GOAL OF THE EXERCISE
Once you have read the data below, set it all down again exactly.

(DATA RECORDS Opens)

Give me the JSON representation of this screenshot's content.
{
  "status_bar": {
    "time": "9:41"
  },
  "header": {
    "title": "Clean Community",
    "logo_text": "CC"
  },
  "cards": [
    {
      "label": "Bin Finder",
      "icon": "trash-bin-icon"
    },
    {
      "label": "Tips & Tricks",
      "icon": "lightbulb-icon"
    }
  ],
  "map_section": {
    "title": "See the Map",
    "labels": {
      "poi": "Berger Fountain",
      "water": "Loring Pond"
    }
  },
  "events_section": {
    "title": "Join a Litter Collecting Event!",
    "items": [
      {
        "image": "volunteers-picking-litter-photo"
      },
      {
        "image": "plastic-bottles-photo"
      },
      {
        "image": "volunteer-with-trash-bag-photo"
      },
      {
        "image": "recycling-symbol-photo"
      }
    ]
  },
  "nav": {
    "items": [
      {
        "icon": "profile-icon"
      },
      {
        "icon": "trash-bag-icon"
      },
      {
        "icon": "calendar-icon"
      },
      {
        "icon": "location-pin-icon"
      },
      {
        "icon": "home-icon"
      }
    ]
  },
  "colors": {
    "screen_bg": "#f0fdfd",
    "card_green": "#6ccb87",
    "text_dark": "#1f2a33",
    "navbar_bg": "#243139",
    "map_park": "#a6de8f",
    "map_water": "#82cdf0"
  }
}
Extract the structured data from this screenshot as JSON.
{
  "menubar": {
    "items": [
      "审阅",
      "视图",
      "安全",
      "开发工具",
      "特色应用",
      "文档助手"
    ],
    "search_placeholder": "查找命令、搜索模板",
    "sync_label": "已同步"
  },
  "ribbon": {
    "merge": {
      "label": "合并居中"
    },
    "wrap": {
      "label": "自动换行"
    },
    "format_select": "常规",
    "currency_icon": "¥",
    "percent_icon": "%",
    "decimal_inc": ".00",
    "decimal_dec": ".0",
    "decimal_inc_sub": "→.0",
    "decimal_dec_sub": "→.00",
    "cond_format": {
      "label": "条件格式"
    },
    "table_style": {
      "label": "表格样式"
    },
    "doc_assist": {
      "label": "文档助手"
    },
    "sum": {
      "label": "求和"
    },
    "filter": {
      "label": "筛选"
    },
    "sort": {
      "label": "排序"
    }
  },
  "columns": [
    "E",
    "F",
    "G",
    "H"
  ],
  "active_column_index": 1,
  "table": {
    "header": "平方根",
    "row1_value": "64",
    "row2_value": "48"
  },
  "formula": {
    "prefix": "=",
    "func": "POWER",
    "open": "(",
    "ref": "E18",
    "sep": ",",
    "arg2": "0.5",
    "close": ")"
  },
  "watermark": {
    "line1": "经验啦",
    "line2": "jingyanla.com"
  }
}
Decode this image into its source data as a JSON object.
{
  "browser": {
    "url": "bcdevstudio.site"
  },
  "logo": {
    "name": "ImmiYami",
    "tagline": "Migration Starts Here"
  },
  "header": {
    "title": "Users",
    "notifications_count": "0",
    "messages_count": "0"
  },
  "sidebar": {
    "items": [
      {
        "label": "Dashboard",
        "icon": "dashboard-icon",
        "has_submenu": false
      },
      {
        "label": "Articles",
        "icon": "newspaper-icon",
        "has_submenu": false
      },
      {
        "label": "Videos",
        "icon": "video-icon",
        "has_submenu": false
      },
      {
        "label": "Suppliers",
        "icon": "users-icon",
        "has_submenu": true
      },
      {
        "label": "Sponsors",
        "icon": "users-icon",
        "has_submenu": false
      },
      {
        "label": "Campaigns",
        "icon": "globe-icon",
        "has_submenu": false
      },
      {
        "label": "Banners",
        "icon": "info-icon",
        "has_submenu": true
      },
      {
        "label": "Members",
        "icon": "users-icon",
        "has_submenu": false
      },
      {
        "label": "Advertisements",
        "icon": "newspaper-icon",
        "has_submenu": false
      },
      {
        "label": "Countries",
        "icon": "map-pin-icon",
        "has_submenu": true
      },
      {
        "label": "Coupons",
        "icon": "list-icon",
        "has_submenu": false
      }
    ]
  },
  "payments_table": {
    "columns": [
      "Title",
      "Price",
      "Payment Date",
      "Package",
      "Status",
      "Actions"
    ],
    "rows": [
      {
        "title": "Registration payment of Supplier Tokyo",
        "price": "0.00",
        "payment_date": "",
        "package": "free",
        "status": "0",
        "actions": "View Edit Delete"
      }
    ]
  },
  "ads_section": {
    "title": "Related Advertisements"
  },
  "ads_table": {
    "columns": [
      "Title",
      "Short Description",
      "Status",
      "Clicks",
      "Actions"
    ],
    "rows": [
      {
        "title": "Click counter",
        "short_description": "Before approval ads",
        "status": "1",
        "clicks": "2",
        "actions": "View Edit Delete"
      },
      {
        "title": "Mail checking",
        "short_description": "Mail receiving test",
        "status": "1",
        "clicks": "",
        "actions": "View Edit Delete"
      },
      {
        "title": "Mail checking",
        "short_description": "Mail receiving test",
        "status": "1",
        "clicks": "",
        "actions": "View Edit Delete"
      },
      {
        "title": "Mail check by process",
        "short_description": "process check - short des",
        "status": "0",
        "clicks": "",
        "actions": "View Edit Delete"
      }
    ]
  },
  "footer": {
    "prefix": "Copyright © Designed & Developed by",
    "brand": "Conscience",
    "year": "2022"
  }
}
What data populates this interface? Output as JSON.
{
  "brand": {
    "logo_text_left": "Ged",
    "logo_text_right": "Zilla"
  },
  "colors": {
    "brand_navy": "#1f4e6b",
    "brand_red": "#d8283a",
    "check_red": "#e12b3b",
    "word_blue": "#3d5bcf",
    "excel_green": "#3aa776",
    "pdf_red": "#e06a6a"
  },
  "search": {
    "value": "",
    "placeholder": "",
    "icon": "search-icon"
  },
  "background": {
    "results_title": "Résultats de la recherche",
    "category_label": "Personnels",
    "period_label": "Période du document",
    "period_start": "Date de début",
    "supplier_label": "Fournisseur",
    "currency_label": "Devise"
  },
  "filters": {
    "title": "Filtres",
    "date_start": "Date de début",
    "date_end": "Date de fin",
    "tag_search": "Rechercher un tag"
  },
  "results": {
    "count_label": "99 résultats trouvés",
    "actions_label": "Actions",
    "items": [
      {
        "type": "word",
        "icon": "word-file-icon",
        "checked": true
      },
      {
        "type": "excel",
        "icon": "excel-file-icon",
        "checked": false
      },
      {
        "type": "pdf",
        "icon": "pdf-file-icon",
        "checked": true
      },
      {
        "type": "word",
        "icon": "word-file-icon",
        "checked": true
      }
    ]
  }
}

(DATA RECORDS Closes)

SOLUTION FOR THIS EXERCISE
Give me the JSON representation of this screenshot's content.
{
  "status_bar": {
    "time": "9:41"
  },
  "header": {
    "title": "Clean Community",
    "logo_text": "CC"
  },
  "cards": [
    {
      "label": "Bin Finder",
      "icon": "trash-bin-icon"
    },
    {
      "label": "Tips & Tricks",
      "icon": "lightbulb-icon"
    }
  ],
  "map_section": {
    "title": "See the Map",
    "labels": {
      "poi": "Berger Fountain",
      "water": "Loring Pond"
    }
  },
  "events_section": {
    "title": "Join a Litter Collecting Event!",
    "items": [
      {
        "image": "volunteers-picking-litter-photo"
      },
      {
        "image": "plastic-bottles-photo"
      },
      {
        "image": "volunteer-with-trash-bag-photo"
      },
      {
        "image": "recycling-symbol-photo"
      }
    ]
  },
  "nav": {
    "items": [
      {
        "icon": "profile-icon"
      },
      {
        "icon": "trash-bag-icon"
      },
      {
        "icon": "calendar-icon"
      },
      {
        "icon": "location-pin-icon"
      },
      {
        "icon": "home-icon"
      }
    ]
  },
  "colors": {
    "screen_bg": "#f0fdfd",
    "card_green": "#6ccb87",
    "text_dark": "#1f2a33",
    "navbar_bg": "#243139",
    "map_park": "#a6de8f",
    "map_water": "#82cdf0"
  }
}
Extract the structured data from this screenshot as JSON.
{
  "menubar": {
    "items": [
      "审阅",
      "视图",
      "安全",
      "开发工具",
      "特色应用",
      "文档助手"
    ],
    "search_placeholder": "查找命令、搜索模板",
    "sync_label": "已同步"
  },
  "ribbon": {
    "merge": {
      "label": "合并居中"
    },
    "wrap": {
      "label": "自动换行"
    },
    "format_select": "常规",
    "currency_icon": "¥",
    "percent_icon": "%",
    "decimal_inc": ".00",
    "decimal_dec": ".0",
    "decimal_inc_sub": "→.0",
    "decimal_dec_sub": "→.00",
    "cond_format": {
      "label": "条件格式"
    },
    "table_style": {
      "label": "表格样式"
    },
    "doc_assist": {
      "label": "文档助手"
    },
    "sum": {
      "label": "求和"
    },
    "filter": {
      "label": "筛选"
    },
    "sort": {
      "label": "排序"
    }
  },
  "columns": [
    "E",
    "F",
    "G",
    "H"
  ],
  "active_column_index": 1,
  "table": {
    "header": "平方根",
    "row1_value": "64",
    "row2_value": "48"
  },
  "formula": {
    "prefix": "=",
    "func": "POWER",
    "open": "(",
    "ref": "E18",
    "sep": ",",
    "arg2": "0.5",
    "close": ")"
  },
  "watermark": {
    "line1": "经验啦",
    "line2": "jingyanla.com"
  }
}
Decode this image into its source data as a JSON object.
{
  "browser": {
    "url": "bcdevstudio.site"
  },
  "logo": {
    "name": "ImmiYami",
    "tagline": "Migration Starts Here"
  },
  "header": {
    "title": "Users",
    "notifications_count": "0",
    "messages_count": "0"
  },
  "sidebar": {
    "items": [
      {
        "label": "Dashboard",
        "icon": "dashboard-icon",
        "has_submenu": false
      },
      {
        "label": "Articles",
        "icon": "newspaper-icon",
        "has_submenu": false
      },
      {
        "label": "Videos",
        "icon": "video-icon",
        "has_submenu": false
      },
      {
        "label": "Suppliers",
        "icon": "users-icon",
        "has_submenu": true
      },
      {
        "label": "Sponsors",
        "icon": "users-icon",
        "has_submenu": false
      },
      {
        "label": "Campaigns",
        "icon": "globe-icon",
        "has_submenu": false
      },
      {
        "label": "Banners",
        "icon": "info-icon",
        "has_submenu": true
      },
      {
        "label": "Members",
        "icon": "users-icon",
        "has_submenu": false
      },
      {
        "label": "Advertisements",
        "icon": "newspaper-icon",
        "has_submenu": false
      },
      {
        "label": "Countries",
        "icon": "map-pin-icon",
        "has_submenu": true
      },
      {
        "label": "Coupons",
        "icon": "list-icon",
        "has_submenu": false
      }
    ]
  },
  "payments_table": {
    "columns": [
      "Title",
      "Price",
      "Payment Date",
      "Package",
      "Status",
      "Actions"
    ],
    "rows": [
      {
        "title": "Registration payment of Supplier Tokyo",
        "price": "0.00",
        "payment_date": "",
        "package": "free",
        "status": "0",
        "actions": "View Edit Delete"
      }
    ]
  },
  "ads_section": {
    "title": "Related Advertisements"
  },
  "ads_table": {
    "columns": [
      "Title",
      "Short Description",
      "Status",
      "Clicks",
      "Actions"
    ],
    "rows": [
      {
        "title": "Click counter",
        "short_description": "Before approval ads",
        "status": "1",
        "clicks": "2",
        "actions": "View Edit Delete"
      },
      {
        "title": "Mail checking",
        "short_description": "Mail receiving test",
        "status": "1",
        "clicks": "",
        "actions": "View Edit Delete"
      },
      {
        "title": "Mail checking",
        "short_description": "Mail receiving test",
        "status": "1",
        "clicks": "",
        "actions": "View Edit Delete"
      },
      {
        "title": "Mail check by process",
        "short_description": "process check - short des",
        "status": "0",
        "clicks": "",
        "actions": "View Edit Delete"
      }
    ]
  },
  "footer": {
    "prefix": "Copyright © Designed & Developed by",
    "brand": "Conscience",
    "year": "2022"
  }
}
What data populates this interface? Output as JSON.
{
  "brand": {
    "logo_text_left": "Ged",
    "logo_text_right": "Zilla"
  },
  "colors": {
    "brand_navy": "#1f4e6b",
    "brand_red": "#d8283a",
    "check_red": "#e12b3b",
    "word_blue": "#3d5bcf",
    "excel_green": "#3aa776",
    "pdf_red": "#e06a6a"
  },
  "search": {
    "value": "",
    "placeholder": "",
    "icon": "search-icon"
  },
  "background": {
    "results_title": "Résultats de la recherche",
    "category_label": "Personnels",
    "period_label": "Période du document",
    "period_start": "Date de début",
    "supplier_label": "Fournisseur",
    "currency_label": "Devise"
  },
  "filters": {
    "title": "Filtres",
    "date_start": "Date de début",
    "date_end": "Date de fin",
    "tag_search": "Rechercher un tag"
  },
  "results": {
    "count_label": "99 résultats trouvés",
    "actions_label": "Actions",
    "items": [
      {
        "type": "word",
        "icon": "word-file-icon",
        "checked": true
      },
      {
        "type": "excel",
        "icon": "excel-file-icon",
        "checked": false
      },
      {
        "type": "pdf",
        "icon": "pdf-file-icon",
        "checked": true
      },
      {
        "type": "word",
        "icon": "word-file-icon",
        "checked": true
      }
    ]
  }
}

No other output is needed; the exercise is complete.